Ah, knowledge management. The concept is nearly as old as IT service management (ITSM) itself, but many IT departments still struggle to make knowledge sharing work in their organizations. To back this up, there’s a wealth of available statistics on knowledge management adoption and success – from the likes of HDI and the Service Desk Institute (SDI) – with these pointing to a strange situation where:
- The value of knowledge sharing is understood (especially by IT service desks)
- People appreciate that technology is needed to share knowledge effectively
- Knowledge sharing is known to increase speed, reduce workloads, and improve customer satisfaction.
But many organizations are still struggling to make knowledge management work – usually because of people-related issues.
Thus, my blog aims to offer you a number of tips – 10 to be precise – aimed at helping your organization to get started, or restarted, with knowledge management. And not just started – started with a higher probability of succeeding.
8 tips for better knowledge sharing in your organization
- Establish a shared understanding of what knowledge management is for your organization. Different people might have different views as to what knowledge management means (in practice) and what’s needed to support it. For example, an over-focus on high-volume knowledge-article creation or the adoption of the Knowledge-Centered Service (KCS) approach. The important thing here is to collectively decide what knowledge sharing will and won’t be, with success-related objectives created accordingly.
- Make knowledge sharing part of the way of working. Knowledge management needs to be embedded into the operational status quo. Sadly, if new activities/capabilities are positioned as an “add-on” (to business-as-usual processes), then your people will most likely “never get around to it.” This will also require changes to traditional people performance measures to drive “the right types of behavior” for successful knowledge sharing.
- Create short “answers” rather than long articles whenever possible. By this I mean, if two sentences will work as the solution or answer, then make just those two sentences available to knowledge seekers. Succinct answers will be far better received than longer pieces where the knowledge seeker needs waste their time trying to find the actually helpful text.
- Appreciate that knowledge sharing isn’t just about text-based knowledge articles. Available knowledge could also include videos, voice-based help via virtual assistants, augmented reality apps and content, quick access to the most relevant SME(s) for human-to-human assistance, or collaborative digital spaces where peer-to-peer support can occur (and this can in turn be converted into formal knowledge articles when appropriate).

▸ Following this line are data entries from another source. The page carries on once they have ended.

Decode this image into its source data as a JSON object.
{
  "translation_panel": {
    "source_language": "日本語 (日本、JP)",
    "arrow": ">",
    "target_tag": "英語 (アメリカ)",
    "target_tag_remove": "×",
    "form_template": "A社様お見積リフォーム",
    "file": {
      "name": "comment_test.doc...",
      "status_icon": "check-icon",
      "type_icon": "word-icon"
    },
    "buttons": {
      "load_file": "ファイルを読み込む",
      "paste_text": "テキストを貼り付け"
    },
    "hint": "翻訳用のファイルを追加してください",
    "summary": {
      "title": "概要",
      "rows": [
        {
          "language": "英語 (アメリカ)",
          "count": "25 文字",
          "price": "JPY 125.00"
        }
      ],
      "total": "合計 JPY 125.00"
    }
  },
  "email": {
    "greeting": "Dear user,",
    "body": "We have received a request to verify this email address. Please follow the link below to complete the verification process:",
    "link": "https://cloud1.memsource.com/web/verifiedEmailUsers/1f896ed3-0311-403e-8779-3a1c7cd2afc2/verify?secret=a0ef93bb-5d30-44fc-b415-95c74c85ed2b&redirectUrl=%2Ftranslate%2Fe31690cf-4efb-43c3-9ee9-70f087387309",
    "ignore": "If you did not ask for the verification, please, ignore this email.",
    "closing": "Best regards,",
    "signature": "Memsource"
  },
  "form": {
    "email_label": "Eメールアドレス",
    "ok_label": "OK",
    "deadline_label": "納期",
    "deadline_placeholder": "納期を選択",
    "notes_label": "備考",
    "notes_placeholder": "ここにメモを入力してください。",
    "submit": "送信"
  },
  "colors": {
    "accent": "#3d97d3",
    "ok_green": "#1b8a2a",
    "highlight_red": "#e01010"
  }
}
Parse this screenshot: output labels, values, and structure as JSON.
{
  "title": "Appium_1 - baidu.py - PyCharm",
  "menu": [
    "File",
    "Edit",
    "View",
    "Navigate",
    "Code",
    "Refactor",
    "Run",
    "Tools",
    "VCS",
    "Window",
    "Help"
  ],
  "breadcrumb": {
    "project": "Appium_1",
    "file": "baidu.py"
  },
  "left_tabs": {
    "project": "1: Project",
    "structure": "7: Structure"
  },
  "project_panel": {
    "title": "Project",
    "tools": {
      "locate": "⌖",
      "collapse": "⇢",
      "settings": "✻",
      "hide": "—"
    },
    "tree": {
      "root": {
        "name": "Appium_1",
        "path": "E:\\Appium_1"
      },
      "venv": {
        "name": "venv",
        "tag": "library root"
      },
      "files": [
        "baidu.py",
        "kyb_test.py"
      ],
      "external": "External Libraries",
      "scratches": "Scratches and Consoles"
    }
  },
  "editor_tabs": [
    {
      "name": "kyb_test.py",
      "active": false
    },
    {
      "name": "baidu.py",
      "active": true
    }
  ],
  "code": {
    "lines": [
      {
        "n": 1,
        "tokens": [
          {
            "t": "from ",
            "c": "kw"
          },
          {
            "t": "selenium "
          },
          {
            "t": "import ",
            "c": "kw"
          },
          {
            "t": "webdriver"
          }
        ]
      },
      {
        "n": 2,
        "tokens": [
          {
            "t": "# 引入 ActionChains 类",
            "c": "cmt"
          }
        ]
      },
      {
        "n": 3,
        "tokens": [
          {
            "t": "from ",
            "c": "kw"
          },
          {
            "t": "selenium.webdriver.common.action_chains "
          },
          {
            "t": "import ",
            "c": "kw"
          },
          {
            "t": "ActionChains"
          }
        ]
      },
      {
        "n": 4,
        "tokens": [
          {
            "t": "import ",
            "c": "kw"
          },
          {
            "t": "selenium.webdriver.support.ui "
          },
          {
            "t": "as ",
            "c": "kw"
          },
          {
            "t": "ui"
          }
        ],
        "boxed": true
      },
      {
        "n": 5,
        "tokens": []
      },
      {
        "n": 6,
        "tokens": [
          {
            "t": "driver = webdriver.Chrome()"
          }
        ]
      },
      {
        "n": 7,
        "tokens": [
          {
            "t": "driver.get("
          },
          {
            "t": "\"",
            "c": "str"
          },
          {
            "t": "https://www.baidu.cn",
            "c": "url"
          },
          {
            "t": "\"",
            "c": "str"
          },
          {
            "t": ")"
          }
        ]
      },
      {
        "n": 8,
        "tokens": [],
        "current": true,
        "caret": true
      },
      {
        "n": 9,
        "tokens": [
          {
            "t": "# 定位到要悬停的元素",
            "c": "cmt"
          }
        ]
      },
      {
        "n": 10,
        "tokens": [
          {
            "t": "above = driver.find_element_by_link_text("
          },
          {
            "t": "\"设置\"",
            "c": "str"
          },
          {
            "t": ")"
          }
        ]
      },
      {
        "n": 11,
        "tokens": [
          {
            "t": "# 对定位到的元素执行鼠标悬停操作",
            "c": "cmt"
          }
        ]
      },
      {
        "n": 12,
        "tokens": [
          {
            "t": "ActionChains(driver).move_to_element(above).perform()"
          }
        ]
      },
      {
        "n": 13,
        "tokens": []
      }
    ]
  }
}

- Ensure that the technology you employ matches your ambitions for knowledge management. Plus, your desired ways of working. As also I mention in my “ITSM Basics: A Simple Introduction to Knowledge Management” blog, knowledge-sharing success is so, so dependent on allowing people to work in a way that suits their needs (rather than interfering with their “flow”). The technology needs to support, rather than distract from, this.
- Don’t always make knowledge seekers “travel” to search for knowledge. By this I mean, look for ways to get relevant knowledge to people without them having to find and use a specific self-service portal page. For instance, mobile apps, taskbar-accessible chatbots, in-context help and advice, or voice-based personal assistants.
- Don’t treat captured knowledge as “forever young.” Unfortunately, most knowledge will have a finite shelf life, and some types of knowledge will become inaccurate, or out of date, sooner than others. So, put in place mechanisms to help ensure that your knowledge articles stay fresh. For instance, periodical knowledge-base reviews and allowing knowledge seekers to provide single-click feedback on the quality of their searches and the articles they then access.
- Appreciate that knowledge management success isn’t easy. Knowledge sharing requires more of a people change than it does process and technology change; and, as such, organizational change management (OCM) tools and techniques will be needed. Plus, of course, many of the approaches and activities in my tips list.
So, that’s my 8 tips for getting started with knowledge management. Would you have included any others? Please let me know in the comments.